_Aim of the exercise:_ Write out every record below exactly, so that nothing differs from what is shown.

_Exercise materials:_
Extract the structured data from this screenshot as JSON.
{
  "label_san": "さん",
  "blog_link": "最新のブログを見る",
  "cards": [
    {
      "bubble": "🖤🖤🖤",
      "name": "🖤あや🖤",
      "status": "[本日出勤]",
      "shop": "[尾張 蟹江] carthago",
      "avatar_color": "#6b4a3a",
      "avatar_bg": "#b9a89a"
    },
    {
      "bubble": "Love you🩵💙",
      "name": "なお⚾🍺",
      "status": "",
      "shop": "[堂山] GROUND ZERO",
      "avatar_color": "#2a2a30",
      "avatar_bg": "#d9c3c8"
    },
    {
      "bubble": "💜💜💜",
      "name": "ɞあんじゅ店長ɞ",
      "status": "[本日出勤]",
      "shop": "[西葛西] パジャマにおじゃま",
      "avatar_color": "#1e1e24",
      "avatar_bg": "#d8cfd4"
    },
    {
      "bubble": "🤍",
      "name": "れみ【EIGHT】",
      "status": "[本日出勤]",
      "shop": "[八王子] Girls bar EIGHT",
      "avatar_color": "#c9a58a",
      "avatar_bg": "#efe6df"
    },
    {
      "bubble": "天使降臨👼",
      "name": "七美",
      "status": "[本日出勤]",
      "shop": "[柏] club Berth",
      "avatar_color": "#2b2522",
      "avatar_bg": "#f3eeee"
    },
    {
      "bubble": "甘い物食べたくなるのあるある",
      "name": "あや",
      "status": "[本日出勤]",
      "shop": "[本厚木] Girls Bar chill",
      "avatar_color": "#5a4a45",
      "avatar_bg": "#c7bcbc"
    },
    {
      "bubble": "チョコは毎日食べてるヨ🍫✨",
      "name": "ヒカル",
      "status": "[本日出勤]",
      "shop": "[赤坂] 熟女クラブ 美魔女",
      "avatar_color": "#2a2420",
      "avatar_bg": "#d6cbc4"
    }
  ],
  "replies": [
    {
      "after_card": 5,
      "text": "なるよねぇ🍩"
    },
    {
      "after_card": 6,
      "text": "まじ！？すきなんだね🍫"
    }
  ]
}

_Task answer:_
Extract the structured data from this screenshot as JSON.
{
  "label_san": "さん",
  "blog_link": "最新のブログを見る",
  "cards": [
    {
      "bubble": "🖤🖤🖤",
      "name": "🖤あや🖤",
      "status": "[本日出勤]",
      "shop": "[尾張 蟹江] carthago",
      "avatar_color": "#6b4a3a",
      "avatar_bg": "#b9a89a"
    },
    {
      "bubble": "Love you🩵💙",
      "name": "なお⚾🍺",
      "status": "",
      "shop": "[堂山] GROUND ZERO",
      "avatar_color": "#2a2a30",
      "avatar_bg": "#d9c3c8"
    },
    {
      "bubble": "💜💜💜",
      "name": "ɞあんじゅ店長ɞ",
      "status": "[本日出勤]",
      "shop": "[西葛西] パジャマにおじゃま",
      "avatar_color": "#1e1e24",
      "avatar_bg": "#d8cfd4"
    },
    {
      "bubble": "🤍",
      "name": "れみ【EIGHT】",
      "status": "[本日出勤]",
      "shop": "[八王子] Girls bar EIGHT",
      "avatar_color": "#c9a58a",
      "avatar_bg": "#efe6df"
    },
    {
      "bubble": "天使降臨👼",
      "name": "七美",
      "status": "[本日出勤]",
      "shop": "[柏] club Berth",
      "avatar_color": "#2b2522",
      "avatar_bg": "#f3eeee"
    },
    {
      "bubble": "甘い物食べたくなるのあるある",
      "name": "あや",
      "status": "[本日出勤]",
      "shop": "[本厚木] Girls Bar chill",
      "avatar_color": "#5a4a45",
      "avatar_bg": "#c7bcbc"
    },
    {
      "bubble": "チョコは毎日食べてるヨ🍫✨",
      "name": "ヒカル",
      "status": "[本日出勤]",
      "shop": "[赤坂] 熟女クラブ 美魔女",
      "avatar_color": "#2a2420",
      "avatar_bg": "#d6cbc4"
    }
  ],
  "replies": [
    {
      "after_card": 5,
      "text": "なるよねぇ🍩"
    },
    {
      "after_card": 6,
      "text": "まじ！？すきなんだね🍫"
    }
  ]
}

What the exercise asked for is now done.